Accessible Clamp.js

Clamp.js has just one purpose: it monitors a container. If text inside doesn’t fit into it, the overflowing part of the text is replaced with ellipsis. Simple, right? It supports only block containers, because of its dependency on clientHeight property. The library is very useful, especially when content suddenly overflows from the design that has been done and signed-off months ago. In a such situation, it’s very hard to step back. At this point, it’s engineer’s responsibility to support that ugly corner case.

This is the very good piece of code I used before - it is 9 years old already! Moreover, it supports browsers which do not support the native line-clamp (AKA -webkit-line-clamp) CSS feature.

In the 21st century, when accessibility is quite important, developers are asking different questions that 9 years ago. How does Clamp.js work with various devices, especially screen readers? Do they read the entire text or just the clamped one? Is it safe to use in WCAG compliant websites?

How does it work?

At the very first step, function checks if monitored container has more lines of text than declared in function. If it’s fine, it stops right there. Otherwise, clamping comes into action!

The entire clamping process is based on an experiment: it splits container’s text into chunks. It uses separator list which is provided by parameter or default, from the most general (dots - sentences, commas, etc.) to the very specific one ('' - it gives list of single characters). Then, it removes the last chunk, adds ellipsis and additional HTML text if provided and checks if such content fits into specified line restriction.

If the text still doesn’t fit, it tries another separator and removes the last chunks iteratively. Figuratively speaking, it is doing the experiment in browser runtime, but don’t worry - it is invisible for modern browsers (unless animate option is true, then every iteration is paused for 10ms which looks like wrapping text animation).

The difference between Clamp.js and text-overflow: hidden

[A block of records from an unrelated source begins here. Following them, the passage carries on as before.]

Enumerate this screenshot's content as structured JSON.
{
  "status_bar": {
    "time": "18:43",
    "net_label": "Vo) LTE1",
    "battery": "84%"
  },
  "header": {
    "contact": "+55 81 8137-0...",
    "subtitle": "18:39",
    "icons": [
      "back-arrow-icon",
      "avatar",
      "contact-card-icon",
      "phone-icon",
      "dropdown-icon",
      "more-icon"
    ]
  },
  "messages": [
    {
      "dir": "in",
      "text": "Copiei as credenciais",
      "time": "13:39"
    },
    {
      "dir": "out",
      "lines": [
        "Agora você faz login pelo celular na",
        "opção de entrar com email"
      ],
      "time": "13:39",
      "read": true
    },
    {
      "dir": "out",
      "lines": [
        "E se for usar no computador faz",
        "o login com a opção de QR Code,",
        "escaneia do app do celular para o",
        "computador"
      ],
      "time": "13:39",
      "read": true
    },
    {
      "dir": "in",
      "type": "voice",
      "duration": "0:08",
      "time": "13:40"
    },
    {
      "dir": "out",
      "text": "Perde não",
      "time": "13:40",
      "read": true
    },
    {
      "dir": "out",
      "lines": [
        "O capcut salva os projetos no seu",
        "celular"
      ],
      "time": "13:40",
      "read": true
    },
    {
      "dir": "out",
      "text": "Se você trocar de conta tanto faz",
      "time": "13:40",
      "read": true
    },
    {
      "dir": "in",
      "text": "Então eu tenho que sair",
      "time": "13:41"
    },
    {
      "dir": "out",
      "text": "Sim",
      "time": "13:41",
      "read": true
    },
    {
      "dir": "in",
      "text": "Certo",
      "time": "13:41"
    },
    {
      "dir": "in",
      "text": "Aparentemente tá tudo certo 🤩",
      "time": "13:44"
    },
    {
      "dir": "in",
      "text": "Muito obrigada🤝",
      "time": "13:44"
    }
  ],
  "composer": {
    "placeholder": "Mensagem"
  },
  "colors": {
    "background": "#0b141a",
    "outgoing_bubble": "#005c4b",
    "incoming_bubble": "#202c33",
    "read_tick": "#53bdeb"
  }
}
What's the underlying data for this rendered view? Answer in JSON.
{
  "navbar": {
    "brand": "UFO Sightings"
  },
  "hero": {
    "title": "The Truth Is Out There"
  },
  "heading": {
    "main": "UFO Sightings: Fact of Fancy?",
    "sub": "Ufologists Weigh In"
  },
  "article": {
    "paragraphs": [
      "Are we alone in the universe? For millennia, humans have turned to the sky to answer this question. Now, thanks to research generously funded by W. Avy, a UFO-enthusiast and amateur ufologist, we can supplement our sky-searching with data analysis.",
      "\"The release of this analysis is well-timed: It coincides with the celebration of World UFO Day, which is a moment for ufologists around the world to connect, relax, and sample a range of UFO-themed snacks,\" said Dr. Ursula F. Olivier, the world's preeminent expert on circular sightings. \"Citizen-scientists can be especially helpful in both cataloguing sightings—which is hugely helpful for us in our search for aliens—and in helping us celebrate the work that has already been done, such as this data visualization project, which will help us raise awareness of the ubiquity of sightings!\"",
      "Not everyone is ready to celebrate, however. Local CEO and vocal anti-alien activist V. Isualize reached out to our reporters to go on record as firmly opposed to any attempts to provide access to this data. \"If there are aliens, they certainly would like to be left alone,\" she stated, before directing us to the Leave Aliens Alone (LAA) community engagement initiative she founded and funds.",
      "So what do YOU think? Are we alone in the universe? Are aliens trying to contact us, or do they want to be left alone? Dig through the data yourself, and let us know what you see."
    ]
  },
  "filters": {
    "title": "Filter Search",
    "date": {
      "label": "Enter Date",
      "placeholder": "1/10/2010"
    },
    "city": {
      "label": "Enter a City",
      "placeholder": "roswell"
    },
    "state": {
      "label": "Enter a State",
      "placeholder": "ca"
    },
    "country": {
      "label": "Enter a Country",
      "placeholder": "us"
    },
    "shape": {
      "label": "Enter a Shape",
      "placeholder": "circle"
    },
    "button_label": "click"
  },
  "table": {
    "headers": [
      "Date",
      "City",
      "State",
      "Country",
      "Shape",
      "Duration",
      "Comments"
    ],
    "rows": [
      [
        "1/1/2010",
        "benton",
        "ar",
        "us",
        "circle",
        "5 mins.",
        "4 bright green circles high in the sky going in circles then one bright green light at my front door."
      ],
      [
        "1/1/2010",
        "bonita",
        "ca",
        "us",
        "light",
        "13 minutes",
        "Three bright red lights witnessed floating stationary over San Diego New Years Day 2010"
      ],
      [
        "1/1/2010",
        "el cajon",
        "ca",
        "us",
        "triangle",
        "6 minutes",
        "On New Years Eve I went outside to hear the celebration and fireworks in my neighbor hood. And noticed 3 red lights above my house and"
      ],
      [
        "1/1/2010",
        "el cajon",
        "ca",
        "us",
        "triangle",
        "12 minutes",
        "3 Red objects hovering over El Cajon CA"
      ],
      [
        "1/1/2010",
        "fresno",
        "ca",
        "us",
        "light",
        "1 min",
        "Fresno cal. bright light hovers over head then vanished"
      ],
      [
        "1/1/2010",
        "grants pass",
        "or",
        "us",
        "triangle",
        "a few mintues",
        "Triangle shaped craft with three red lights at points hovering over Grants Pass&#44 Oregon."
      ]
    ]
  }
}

Here’s the problem: the function removes the entire text beyond the ellipsis. It returns the originalText property as part of the $clamp function result, but that makes the entire operation just a bit more revertable. Additionally, it doesn’t support another nodes inside of the target element. The broadly-used text-overflow: ellipsis property is not working in the same way, as screen reader is still able to read the hidden text.

How Clamp.js can work

In screen reader usage case, markup can have some portion of text invisible for screen readers (as long as these elements are not actionable items, like buttons or links!). They are also able to do the other way around: make some text visible only for screen readers (without actionable elements, of course).

Therefore, let’s consider that original text:

<p>This is the way too long text that has to take only 2 lines instead of milion</p>

and the clamped one with Clamp.js:

<p>This is the way too long text that has…</p>

It doesn’t contain the same information as the previous one. However, the screen reader is absolutely fine with the markup below:

<p>This is the way too long text that has<span aria-disabled="true">…</span><span class="srt"> to take only 2 lines instead of milion</span></p>

Keep in mind that srt class has CSS definition like:

.srt {
  border: 0;
  clip: rect(0 0 0 0);
  height: 1px;
  margin: -1px;
  overflow: hidden;
  padding: 0;
  position: absolute;
  width: 1px;

I have prepared a fork of Clamp.js library. I am looking forward for your feedback, another forks, improvements. I appreciate any help with the project.

The original Joe Smchmitt’s post about Clamp.js explains the implementation a bit deeper, I recommend you to read it! And if you don’t care about accessibility (you shouldn’t unless you are doing some very internal work) it’s definitely better to use the most currently supported fork of the library created by Josh English - by the way, Josh - thanks for maintaining the repository!

Limitations and controversy

There is one, but very important, limitation: it’s just wrong. Website should be designed in a way which is not limiting text size in any way. If some text doesn’t fit in app’s design, the problem root problem is the design itself, and content glitch is just the symptom. Sharing information is the very basic feature of the entire Web development. We, as website developers, should keep the information clean and accessible for everyone, but also try to keep the value and form of good looking pages.

Here’s a good heuristic: use Clamp.js only if you tried to change the design in a first place. Later on, when the time will come and it will be possible to rebuild website, just remove the library. Sooner the better, believe me.